- Other uses Disinfectant, Fungicide, Repellent
Garlic is a perennial plant, most commonly grown as an annual, and its narrow, flat leaves grows to about 15 - 18 inches (38 - 46 cm) tall. It is similar to onion, but produces a group of small bulbs, called cloves, all enclosed in thin papery scales, instead of a single bulb.
Garlic, or Allium sativum, is a member of the Amaryllidaceae family, which contains herbaceous, flowering plants, including approximately 1,600 species.
Garlic is also a member of the subfamily Allioideae, which is characterized by its production of allyl sulfide compounds, which give members of this subfamily, such as onion (Allium cepa), chives (Allium schoenoprasum), and leek (Allium ampeloprasum) their characteristic smell, which is also related to their medicinal and culinary properties.
Varieties and Subspecies of Garlic
Over the course of history, different varieties and subspecies of garlic have been cultivated through selective breeding in different regions of the world.
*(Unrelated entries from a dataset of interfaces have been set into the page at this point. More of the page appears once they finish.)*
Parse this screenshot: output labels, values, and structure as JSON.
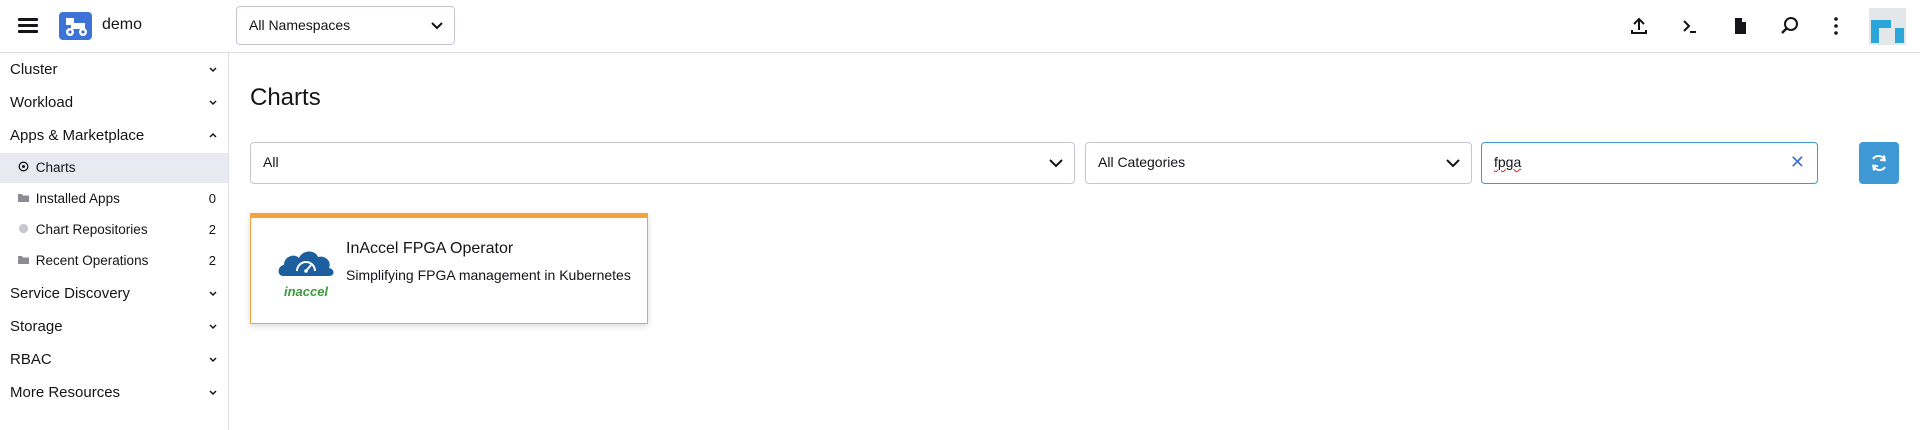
{
  "header": {
    "cluster_name": "demo",
    "namespace_select": "All Namespaces",
    "icons": [
      "upload-icon",
      "terminal-icon",
      "file-icon",
      "search-icon",
      "more-icon"
    ]
  },
  "sidebar": {
    "groups": [
      {
        "label": "Cluster"
      },
      {
        "label": "Workload"
      },
      {
        "label": "Apps & Marketplace"
      },
      {
        "label": "Service Discovery"
      },
      {
        "label": "Storage"
      },
      {
        "label": "RBAC"
      },
      {
        "label": "More Resources"
      }
    ],
    "apps_items": [
      {
        "label": "Charts",
        "count": ""
      },
      {
        "label": "Installed Apps",
        "count": "0"
      },
      {
        "label": "Chart Repositories",
        "count": "2"
      },
      {
        "label": "Recent Operations",
        "count": "2"
      }
    ]
  },
  "main": {
    "title": "Charts",
    "filter_repo": "All",
    "filter_category": "All Categories",
    "search_value": "fpga",
    "card": {
      "title": "InAccel FPGA Operator",
      "description": "Simplifying FPGA management in Kubernetes",
      "logo_text": "inaccel"
    }
  },
  "colors": {
    "accent": "#3d98d3",
    "card_border": "#f2a33a",
    "active_bg": "#e9eaf1"
  }
}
The two main varieties of garlic are hard-necked garlic, characterized by having fewer, but larger, cloves (e.g., purple stripe, rocambole, porcelain), and the more popular soft-necked garlic, which has smaller cloves but is easier to grow.
The name garlic derives from the Anglo Saxon gar leac, meaning 'spear plant'.
The scientific consensus is that wild garlic originated in Central Asia, somewhere between eastern Europe and western Russia, and was cultivated for semi-nomads more than 10,000 years ago. Garlic spread through the trading route between China and the Mediterranean, and was later introduced to Egypt, the Mediterranean, and India about 5,000 years ago.
An Egyptian medical papyrus dating from about 1500 BCE lists 22 garlic prescriptions for such complaints as headaches and throat disorders, and records of garlic extensive consumption have also been found in both Greek and Roman ancient writings.
Garlic is the second most consumed plant of the Allium genus worldwide. It is an important component in many cuisines, where it is used mostly as a spice but also as a fresh vegetable. It is produced all over the world, with approximately 2.5 million acres of land devoted to its production worldwide. The world's largest producer of garlic is China, and it is estimated that, in 2011, the worldwide garlic production was worth approximately $4 billion USD.
Garlic is used around the entire Northern Hemisphere as a medicinal panacea, and engenders varied responses — those who come into contact with it often either love it or are repulsed by it. Garlic has been said to repel vampires, keep evil spells at bay, and repulse bad energy.
Gardening. The raw cloves can act as a great mosquito repellent, and as the base for natural pesticides, mixed with pepper and soap.
Pest control. Garlic is also used for pest control on both livestock and house pets, by rubbing the cloves on the animal's skin.
Fishing. In certain regions, garlic has also been used as fish bait for bass or trout.
- Allium Crop Science: Recent Advances, p. 102
- Essential Oil Safety - E-Book: A Guide for Health Care Professionals, p. 291
- Purdue University, Garlic
- Traditional Chinese Medicine, p. 9-10
- University of Illinois, Garlic
- Vegetables, p. 350
- Encyclopedia of Herbal Medicine, pp. 23, 28, 49, 59, 286
- Medicinal Plants of the World, p. 39
- Garlic and Other Alliums
- The Complete Book of Garlic
- PLoS One. (2014). Garlic Revisited: Antimicrobial Activity of Allicin-Containing Garlic Extracts against Burkholderia cepacia Complex. Retrieved March 11, 2021, from: https://www.ncbi.nlm.nih.gov/pmc/articles/PMC4249831/
- Experimental and Terapeutic Medicin. (2020). Antimicrobial properties of hydrophobic compounds in garlic: Allicin, vinyldithiin, ajoene and diallyl polysulfides. Retrieved March 11, 2021, from: https://www.ncbi.nlm.nih.gov/pmc/articles/PMC6966194/